**Excerpted data:**

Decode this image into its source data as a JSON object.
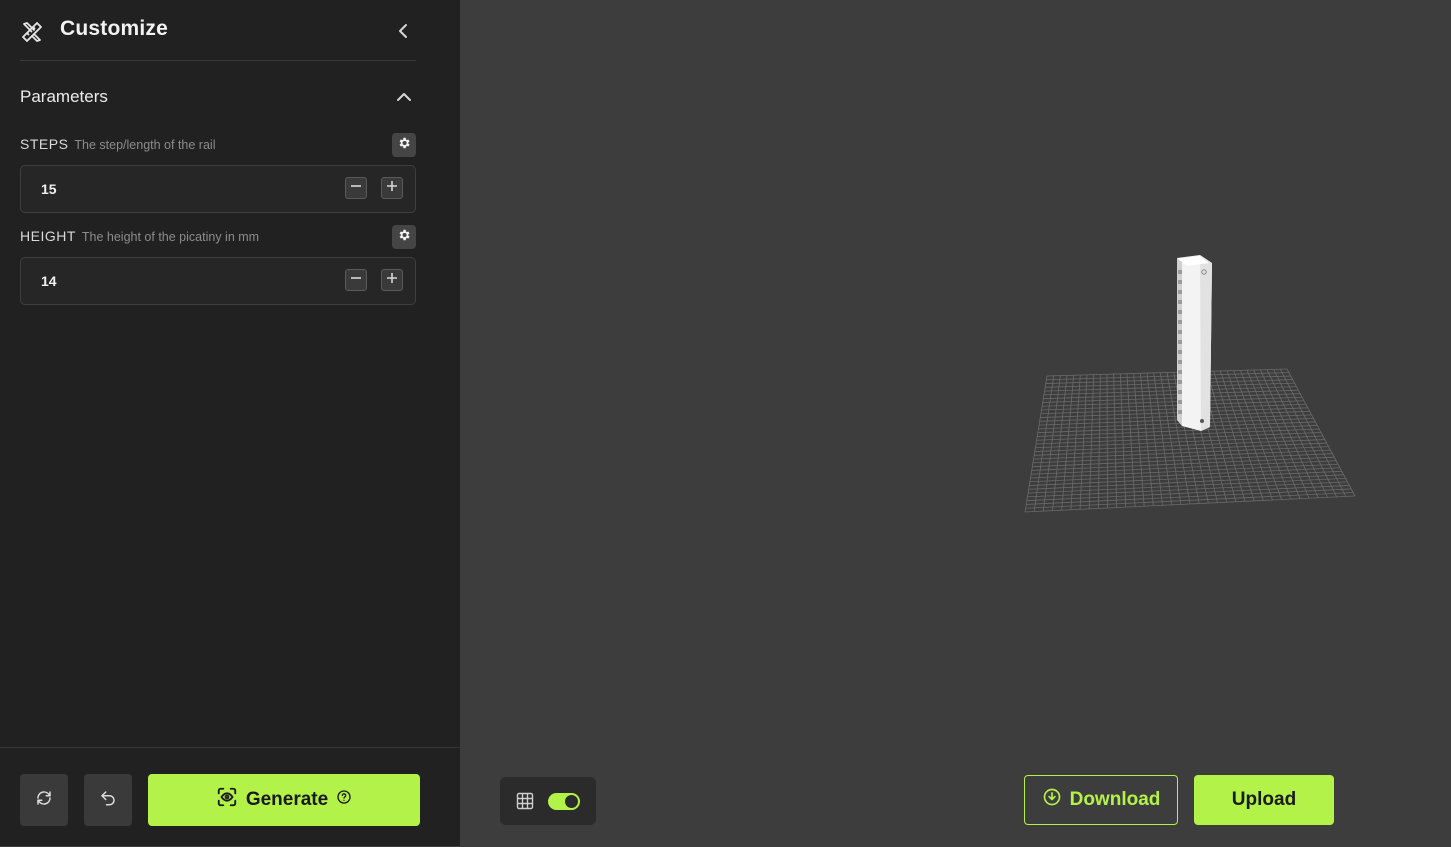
{
  "sidebar": {
    "title": "Customize",
    "section_label": "Parameters",
    "params": [
      {
        "name": "STEPS",
        "description": "The step/length of the rail",
        "value": "15"
      },
      {
        "name": "HEIGHT",
        "description": "The height of the picatiny in mm",
        "value": "14"
      }
    ],
    "footer": {
      "generate_label": "Generate"
    }
  },
  "viewport": {
    "grid_toggle_on": true,
    "download_label": "Download",
    "upload_label": "Upload"
  },
  "colors": {
    "accent": "#b3f249",
    "sidebar_bg": "#212121",
    "viewport_bg": "#3d3d3d"
  },
  "icons": {
    "header": "pencil-ruler-icon",
    "collapse": "chevron-left-icon",
    "section": "chevron-up-icon",
    "settings": "gear-icon",
    "decrement": "minus-icon",
    "increment": "plus-icon",
    "reset": "refresh-icon",
    "undo": "undo-icon",
    "generate": "eye-scan-icon",
    "help": "question-circle-icon",
    "grid": "grid-icon",
    "download": "download-circle-icon"
  }
}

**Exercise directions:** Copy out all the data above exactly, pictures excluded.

**Result of the exercise:**
Decode this image into its source data as a JSON object.
{
  "sidebar": {
    "title": "Customize",
    "section_label": "Parameters",
    "params": [
      {
        "name": "STEPS",
        "description": "The step/length of the rail",
        "value": "15"
      },
      {
        "name": "HEIGHT",
        "description": "The height of the picatiny in mm",
        "value": "14"
      }
    ],
    "footer": {
      "generate_label": "Generate"
    }
  },
  "viewport": {
    "grid_toggle_on": true,
    "download_label": "Download",
    "upload_label": "Upload"
  },
  "colors": {
    "accent": "#b3f249",
    "sidebar_bg": "#212121",
    "viewport_bg": "#3d3d3d"
  },
  "icons": {
    "header": "pencil-ruler-icon",
    "collapse": "chevron-left-icon",
    "section": "chevron-up-icon",
    "settings": "gear-icon",
    "decrement": "minus-icon",
    "increment": "plus-icon",
    "reset": "refresh-icon",
    "undo": "undo-icon",
    "generate": "eye-scan-icon",
    "help": "question-circle-icon",
    "grid": "grid-icon",
    "download": "download-circle-icon"
  }
}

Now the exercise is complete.